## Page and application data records
━━━━━━━━━━━━━━━━━━━━

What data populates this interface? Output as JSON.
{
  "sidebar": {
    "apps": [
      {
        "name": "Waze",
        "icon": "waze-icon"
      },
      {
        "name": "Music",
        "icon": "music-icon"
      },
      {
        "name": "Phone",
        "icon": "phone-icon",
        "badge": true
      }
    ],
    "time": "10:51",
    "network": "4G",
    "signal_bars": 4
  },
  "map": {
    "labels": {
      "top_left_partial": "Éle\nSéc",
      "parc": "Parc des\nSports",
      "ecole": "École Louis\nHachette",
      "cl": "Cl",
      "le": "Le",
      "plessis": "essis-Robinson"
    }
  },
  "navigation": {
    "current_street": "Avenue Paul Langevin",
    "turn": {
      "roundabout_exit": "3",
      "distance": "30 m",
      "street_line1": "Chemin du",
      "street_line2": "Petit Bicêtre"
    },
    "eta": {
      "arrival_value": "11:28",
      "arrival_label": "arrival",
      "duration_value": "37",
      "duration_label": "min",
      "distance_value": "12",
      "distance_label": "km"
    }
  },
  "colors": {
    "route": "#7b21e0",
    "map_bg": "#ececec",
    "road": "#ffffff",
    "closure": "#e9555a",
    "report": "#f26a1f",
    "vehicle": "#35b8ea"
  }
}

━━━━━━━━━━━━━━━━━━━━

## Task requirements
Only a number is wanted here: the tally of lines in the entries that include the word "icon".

## Result below
3